Leader of DPP in Parliament George Chaponda and Chimunthu Banda confirmed the development on Monday.
The DPP recently replaced Chaponda with Peter Mutharika as Leader of DPP in the house, but have reversed that decision banking on putting Peter Mutharika as Leader of Opposition.
Malawi Congress Party (MCP) president John Tembo is the current leader of opposition.
In an interview, Chaponda argued DPP’s request is within the provisions of the law.
“I wrote to the Speaker last week that we should be allowed, as opposition parties, to elect our own leader. We want the vote to be between ourselves and the MCP who are sitting in the opposition,” he said.
Chaponda said as DPP, they have just moved into the opposition; hence, the need for the party and those in opposition to agree on who will lead them in Parliament.
He said DPP does not have a candidate in mind, dismissing speculation that party acting president Peter Mutharika is aspiring for the position which has remuneration equal to that of a Cabinet minister.
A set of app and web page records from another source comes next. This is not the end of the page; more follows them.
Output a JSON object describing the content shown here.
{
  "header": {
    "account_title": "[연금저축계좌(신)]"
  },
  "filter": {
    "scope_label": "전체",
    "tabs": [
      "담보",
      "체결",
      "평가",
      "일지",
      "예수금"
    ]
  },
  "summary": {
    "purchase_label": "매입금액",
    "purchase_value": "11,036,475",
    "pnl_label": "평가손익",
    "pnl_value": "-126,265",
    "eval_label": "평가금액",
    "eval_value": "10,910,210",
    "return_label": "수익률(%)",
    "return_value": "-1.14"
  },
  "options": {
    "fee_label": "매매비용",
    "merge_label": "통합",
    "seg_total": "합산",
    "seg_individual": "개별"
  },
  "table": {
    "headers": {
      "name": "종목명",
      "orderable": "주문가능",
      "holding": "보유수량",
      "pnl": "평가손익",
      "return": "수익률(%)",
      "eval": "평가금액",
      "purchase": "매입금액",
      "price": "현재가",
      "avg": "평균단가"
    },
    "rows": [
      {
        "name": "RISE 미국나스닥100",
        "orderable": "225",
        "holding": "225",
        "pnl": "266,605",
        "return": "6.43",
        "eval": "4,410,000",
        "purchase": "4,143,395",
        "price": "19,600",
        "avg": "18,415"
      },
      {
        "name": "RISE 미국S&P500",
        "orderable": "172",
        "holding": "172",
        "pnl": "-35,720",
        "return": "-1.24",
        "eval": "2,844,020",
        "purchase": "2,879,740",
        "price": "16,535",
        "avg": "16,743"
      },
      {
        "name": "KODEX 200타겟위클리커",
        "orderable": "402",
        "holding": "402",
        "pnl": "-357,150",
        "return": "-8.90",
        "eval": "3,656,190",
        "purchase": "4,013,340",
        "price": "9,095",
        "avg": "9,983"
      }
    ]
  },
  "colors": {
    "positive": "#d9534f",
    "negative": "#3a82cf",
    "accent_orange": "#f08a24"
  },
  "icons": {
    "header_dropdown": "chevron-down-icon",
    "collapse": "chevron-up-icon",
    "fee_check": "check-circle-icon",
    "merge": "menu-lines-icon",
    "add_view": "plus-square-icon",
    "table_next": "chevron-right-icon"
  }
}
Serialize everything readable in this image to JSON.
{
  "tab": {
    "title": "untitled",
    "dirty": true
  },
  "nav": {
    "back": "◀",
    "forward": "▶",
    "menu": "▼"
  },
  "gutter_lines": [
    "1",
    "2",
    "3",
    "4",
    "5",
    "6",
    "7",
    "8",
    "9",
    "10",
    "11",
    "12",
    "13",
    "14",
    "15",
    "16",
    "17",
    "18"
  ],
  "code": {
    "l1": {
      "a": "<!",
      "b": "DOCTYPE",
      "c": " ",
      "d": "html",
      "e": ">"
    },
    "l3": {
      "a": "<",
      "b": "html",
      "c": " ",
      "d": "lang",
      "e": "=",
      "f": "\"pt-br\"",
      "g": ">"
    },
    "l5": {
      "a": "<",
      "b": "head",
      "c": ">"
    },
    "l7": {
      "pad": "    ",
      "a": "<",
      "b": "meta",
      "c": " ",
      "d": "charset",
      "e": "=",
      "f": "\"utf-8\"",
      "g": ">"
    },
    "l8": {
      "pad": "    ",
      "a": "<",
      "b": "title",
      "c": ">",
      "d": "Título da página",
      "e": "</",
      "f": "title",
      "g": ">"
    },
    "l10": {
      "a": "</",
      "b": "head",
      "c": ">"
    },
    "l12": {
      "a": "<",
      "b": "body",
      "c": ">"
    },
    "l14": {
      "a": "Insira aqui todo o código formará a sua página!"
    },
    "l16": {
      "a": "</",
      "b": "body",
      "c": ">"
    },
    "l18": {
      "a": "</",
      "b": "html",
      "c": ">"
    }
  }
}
DPP has about 50 MPs against MCP’s 30.
Chimunthu Banda said he is still looking at the matter before he can come up with a position.
Tembo said he would only comment on the development if the matter is raised in Parliament.
Part 2 (3) of Parliamentary Standing Orders adopted in 2003 define the leader of opposition as: “The parliamentary leader of the largest party, elected by parliamentary membership, which is not in government or in coalition with a government party, and who is recognised by the Speaker as such.”
This will be the second time DPP is trying to wrestle the mantle from Tembo. The first time was in November 2009 when DPP, then a ruling party, managed to back an internal MCP rebellion to deny him the position which ended up being given to Dowa West MP Abele Kayembe before the court overturned the decision.
DPP, which registered a landslide victory in the 2009 Presidential and Parliamentary Elections, became an opposition party in April this year after the death of president Bingu wa Mutharika.
The then vice-president Joyce Banda, who fell out with Mutharika and was expelled from DPP, took over in line with constitutional order, a development that made her People’s Party (PP)—which has never won an election—taking over governing chores in Parliament. PP’s rise to power is a replica of how DPP became a ruling party without contesting an election in 2005 after Mutharika ditched UDF to form the new party.
In an earlier interview on April 28 2012, former Speaker of Parliament Sam Mpasu argued that Tembo would continue serving as leader of opposition regardless of DPP’s strength on the opposition benches.